First Listen Review attempts to capture my first impressions of the year’s Eurovision entries as and when they’re released. My opinion is liable to change as certain songs grow on me or get revamped, but based on the principle that most listeners will only hear each entry once (or twice) before voting, hopefully it’ll provide some insight.

Portugal Flag

Portugal: Leonor Andrade – Há um mar que nos separa

Leonor Andrade - Há um mar que nos separa | Eurovision 2015 Portugal

Leonor Andrade won Portugal’s Festival da Canção after finding fame as a contestant on Portugal’s The Voice. She has also appeared on popular Portuguese telenovela Água de Mar.

In an increasingly homogenous Eurovision landscape, I’ve come to really appreciate Portugal’s dogged insistence on ploughing their own musical furrow, regardless of how it’s received by the rest of the continent. Their entries have covered a variety of sounds and genres –  from the effervescent pop of Quero ser tua to the dramatic fado of Senhora do mar, via the heartfelt sweetness of Todas as Ruas do Amor, all the while retaining a distinctly Portuguese feel.

Há um mar que nos separa finds the country shifting gears once again, this time into a moody alternative-pop sound. There’s a nice build-and-release of tension in this song, with the verses create a feeling of brooding intensity before giving way to a more accessible, hopeful-sounding chorus.
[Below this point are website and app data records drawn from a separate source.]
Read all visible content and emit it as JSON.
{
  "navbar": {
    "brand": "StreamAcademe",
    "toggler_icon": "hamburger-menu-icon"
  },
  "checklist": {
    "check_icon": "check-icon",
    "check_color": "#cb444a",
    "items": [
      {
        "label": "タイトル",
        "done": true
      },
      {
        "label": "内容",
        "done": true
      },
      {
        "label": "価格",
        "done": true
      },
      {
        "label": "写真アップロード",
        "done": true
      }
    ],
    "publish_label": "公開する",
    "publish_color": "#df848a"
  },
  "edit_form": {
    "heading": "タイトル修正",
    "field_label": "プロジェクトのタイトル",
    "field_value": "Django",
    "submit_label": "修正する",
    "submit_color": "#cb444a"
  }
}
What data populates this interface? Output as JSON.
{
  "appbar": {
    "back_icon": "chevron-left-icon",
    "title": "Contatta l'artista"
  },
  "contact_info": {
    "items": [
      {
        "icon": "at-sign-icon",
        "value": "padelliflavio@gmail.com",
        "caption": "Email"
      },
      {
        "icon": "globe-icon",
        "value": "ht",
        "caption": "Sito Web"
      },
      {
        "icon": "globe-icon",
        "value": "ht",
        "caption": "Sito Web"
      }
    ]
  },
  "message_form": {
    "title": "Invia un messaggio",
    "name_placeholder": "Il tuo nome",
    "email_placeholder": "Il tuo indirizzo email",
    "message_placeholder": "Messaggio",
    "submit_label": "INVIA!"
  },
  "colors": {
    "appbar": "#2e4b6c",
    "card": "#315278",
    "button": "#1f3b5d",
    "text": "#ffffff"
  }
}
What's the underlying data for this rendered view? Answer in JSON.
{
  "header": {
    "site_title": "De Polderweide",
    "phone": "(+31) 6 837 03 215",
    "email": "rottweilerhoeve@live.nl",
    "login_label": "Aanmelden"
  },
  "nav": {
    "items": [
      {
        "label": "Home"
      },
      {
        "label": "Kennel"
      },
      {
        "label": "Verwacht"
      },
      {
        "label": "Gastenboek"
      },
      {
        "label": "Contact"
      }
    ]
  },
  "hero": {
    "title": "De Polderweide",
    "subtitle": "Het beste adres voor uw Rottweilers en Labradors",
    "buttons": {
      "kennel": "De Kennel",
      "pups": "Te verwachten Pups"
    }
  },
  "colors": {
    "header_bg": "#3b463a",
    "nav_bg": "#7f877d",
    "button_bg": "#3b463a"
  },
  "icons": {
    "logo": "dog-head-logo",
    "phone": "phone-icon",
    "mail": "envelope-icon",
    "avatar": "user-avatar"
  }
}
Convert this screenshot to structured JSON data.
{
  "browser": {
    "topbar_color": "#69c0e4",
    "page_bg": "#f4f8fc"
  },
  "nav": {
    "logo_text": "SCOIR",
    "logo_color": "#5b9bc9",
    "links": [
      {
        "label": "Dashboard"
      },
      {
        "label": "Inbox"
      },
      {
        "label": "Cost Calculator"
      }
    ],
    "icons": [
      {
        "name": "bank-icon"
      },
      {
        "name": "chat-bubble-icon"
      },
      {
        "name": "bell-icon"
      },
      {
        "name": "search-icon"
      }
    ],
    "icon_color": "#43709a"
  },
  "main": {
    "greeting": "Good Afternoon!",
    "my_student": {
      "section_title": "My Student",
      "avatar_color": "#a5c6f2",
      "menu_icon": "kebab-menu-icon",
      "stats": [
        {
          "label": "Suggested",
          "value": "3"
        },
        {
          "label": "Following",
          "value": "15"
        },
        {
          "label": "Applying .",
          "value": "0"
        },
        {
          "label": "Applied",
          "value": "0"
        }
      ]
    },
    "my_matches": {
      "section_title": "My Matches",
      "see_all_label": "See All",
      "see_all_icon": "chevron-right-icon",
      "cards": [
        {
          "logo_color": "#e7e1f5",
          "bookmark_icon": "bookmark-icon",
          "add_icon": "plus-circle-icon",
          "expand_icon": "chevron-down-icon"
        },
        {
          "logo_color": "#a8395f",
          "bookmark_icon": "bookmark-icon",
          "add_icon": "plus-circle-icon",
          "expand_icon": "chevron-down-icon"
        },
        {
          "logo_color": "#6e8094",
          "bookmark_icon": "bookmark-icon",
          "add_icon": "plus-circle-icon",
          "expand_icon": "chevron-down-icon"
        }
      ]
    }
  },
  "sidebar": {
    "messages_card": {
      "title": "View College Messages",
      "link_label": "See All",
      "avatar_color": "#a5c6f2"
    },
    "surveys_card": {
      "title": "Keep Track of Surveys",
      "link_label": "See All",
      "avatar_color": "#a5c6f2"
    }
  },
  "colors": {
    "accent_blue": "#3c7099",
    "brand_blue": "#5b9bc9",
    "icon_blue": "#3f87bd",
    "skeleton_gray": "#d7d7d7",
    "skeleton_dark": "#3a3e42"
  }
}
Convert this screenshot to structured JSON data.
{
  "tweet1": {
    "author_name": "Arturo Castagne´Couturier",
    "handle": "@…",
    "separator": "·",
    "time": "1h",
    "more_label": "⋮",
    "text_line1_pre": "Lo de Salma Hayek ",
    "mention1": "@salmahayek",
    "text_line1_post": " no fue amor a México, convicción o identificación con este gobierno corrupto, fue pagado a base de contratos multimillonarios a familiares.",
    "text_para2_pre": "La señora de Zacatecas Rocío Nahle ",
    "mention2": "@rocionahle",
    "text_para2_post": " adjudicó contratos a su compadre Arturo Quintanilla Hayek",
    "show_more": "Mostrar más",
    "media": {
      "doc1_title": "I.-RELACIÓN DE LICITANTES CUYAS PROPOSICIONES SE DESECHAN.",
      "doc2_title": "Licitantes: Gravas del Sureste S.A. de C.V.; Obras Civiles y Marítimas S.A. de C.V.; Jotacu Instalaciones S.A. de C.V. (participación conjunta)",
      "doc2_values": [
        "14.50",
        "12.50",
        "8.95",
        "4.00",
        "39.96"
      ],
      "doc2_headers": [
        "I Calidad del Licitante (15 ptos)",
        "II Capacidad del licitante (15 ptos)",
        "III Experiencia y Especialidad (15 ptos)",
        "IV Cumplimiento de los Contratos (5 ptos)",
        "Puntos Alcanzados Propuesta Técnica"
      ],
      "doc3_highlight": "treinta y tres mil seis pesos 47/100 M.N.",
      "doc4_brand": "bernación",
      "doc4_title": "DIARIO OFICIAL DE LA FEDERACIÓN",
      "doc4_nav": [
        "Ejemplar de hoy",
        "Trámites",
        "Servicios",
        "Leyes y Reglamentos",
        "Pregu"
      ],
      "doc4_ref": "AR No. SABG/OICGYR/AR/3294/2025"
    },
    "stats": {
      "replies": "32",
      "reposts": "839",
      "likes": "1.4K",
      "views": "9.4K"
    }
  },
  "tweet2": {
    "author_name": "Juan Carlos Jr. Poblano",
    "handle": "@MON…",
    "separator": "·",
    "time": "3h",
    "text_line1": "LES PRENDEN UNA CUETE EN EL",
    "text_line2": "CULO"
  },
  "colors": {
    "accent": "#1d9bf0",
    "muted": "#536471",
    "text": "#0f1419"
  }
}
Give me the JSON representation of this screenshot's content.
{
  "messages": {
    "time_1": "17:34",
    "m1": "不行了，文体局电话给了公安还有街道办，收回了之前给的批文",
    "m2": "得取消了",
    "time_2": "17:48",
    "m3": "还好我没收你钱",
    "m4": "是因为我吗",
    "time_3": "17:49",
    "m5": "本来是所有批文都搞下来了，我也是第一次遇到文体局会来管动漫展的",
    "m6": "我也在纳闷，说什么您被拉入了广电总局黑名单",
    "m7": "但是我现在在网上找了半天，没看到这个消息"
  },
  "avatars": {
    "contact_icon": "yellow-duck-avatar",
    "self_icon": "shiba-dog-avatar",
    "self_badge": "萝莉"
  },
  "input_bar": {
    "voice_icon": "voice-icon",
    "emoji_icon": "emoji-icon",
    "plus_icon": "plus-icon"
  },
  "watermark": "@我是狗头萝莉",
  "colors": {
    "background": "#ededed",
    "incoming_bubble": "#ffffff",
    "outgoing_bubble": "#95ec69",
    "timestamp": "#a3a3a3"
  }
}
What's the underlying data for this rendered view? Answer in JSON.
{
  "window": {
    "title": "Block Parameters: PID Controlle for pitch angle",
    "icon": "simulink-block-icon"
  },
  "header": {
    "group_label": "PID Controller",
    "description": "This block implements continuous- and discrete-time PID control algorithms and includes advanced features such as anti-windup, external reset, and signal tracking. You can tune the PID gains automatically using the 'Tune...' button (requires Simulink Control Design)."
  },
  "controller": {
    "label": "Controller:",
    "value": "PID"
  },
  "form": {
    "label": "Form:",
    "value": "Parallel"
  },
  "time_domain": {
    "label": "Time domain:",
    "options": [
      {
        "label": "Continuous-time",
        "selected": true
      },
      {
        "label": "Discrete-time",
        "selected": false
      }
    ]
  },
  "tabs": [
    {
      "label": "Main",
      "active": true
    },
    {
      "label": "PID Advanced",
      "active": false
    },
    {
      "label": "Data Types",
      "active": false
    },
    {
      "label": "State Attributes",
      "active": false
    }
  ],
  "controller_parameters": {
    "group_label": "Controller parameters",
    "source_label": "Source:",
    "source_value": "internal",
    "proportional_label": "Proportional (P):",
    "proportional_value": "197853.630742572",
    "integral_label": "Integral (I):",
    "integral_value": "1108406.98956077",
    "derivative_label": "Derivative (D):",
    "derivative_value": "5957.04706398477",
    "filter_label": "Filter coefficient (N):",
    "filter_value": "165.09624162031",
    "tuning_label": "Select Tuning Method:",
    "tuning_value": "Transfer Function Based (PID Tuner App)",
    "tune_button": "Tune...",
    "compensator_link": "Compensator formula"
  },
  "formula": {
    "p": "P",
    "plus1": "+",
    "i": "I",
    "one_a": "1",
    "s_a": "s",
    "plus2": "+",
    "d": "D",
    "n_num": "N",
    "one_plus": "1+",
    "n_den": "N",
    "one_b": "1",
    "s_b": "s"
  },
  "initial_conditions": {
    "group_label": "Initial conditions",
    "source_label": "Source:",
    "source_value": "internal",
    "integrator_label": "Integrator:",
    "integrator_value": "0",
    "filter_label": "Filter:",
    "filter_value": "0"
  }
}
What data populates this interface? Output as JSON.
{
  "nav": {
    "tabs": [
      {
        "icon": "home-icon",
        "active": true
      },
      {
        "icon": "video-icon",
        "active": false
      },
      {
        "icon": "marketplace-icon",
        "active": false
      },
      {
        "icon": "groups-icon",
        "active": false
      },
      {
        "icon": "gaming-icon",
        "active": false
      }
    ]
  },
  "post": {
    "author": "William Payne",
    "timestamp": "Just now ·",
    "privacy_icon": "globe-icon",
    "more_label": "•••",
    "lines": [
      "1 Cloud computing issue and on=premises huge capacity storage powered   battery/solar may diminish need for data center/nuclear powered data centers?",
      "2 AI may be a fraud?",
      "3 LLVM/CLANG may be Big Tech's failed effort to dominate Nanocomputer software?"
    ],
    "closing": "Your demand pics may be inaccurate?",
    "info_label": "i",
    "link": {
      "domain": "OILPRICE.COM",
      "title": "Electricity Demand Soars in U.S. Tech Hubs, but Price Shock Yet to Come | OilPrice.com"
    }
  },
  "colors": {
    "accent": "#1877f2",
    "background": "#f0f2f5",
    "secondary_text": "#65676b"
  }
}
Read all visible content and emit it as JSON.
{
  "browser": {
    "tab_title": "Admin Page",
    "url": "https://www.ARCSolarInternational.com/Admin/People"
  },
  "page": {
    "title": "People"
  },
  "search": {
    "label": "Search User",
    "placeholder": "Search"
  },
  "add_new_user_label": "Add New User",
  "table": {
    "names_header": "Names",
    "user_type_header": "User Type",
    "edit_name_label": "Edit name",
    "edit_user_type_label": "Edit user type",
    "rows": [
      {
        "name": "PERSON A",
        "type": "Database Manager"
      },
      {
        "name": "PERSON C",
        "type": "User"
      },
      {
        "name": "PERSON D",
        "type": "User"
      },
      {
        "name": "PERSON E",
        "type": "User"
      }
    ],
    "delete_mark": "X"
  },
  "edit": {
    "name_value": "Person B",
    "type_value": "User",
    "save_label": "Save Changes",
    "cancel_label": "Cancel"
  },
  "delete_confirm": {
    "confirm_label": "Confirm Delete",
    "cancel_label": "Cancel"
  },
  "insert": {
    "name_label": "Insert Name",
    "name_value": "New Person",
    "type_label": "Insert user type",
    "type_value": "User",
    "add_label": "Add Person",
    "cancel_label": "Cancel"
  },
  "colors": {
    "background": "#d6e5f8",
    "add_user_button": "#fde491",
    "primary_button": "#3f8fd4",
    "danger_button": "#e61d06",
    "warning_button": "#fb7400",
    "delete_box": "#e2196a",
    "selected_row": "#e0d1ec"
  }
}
Singer Leonor Andrade is a nervy performer who sells the former somewhat better than the latter on the evidence of her Festival da Canção performance, but the song has been given a more uplifting revamp since then, which may allow her to make the transition more easily.

This is a very pleasant song to listen to while you’re hearing it. I enjoy the sound of the Portuguese language, and the new-agey backing vocals give it an endearingly dreamy nineties feel – it wouldn’t feel entirely out of place on a compilation alongside the likes of Billie Myers, Natalie Imbruglia and Sophie B.Hawkins. Unfortunately, ‘pleasant’ doesn’t necessarily translate into votes, and of all the songs in the second semi final, this is the one I’m least expecting to see progressing to the main show.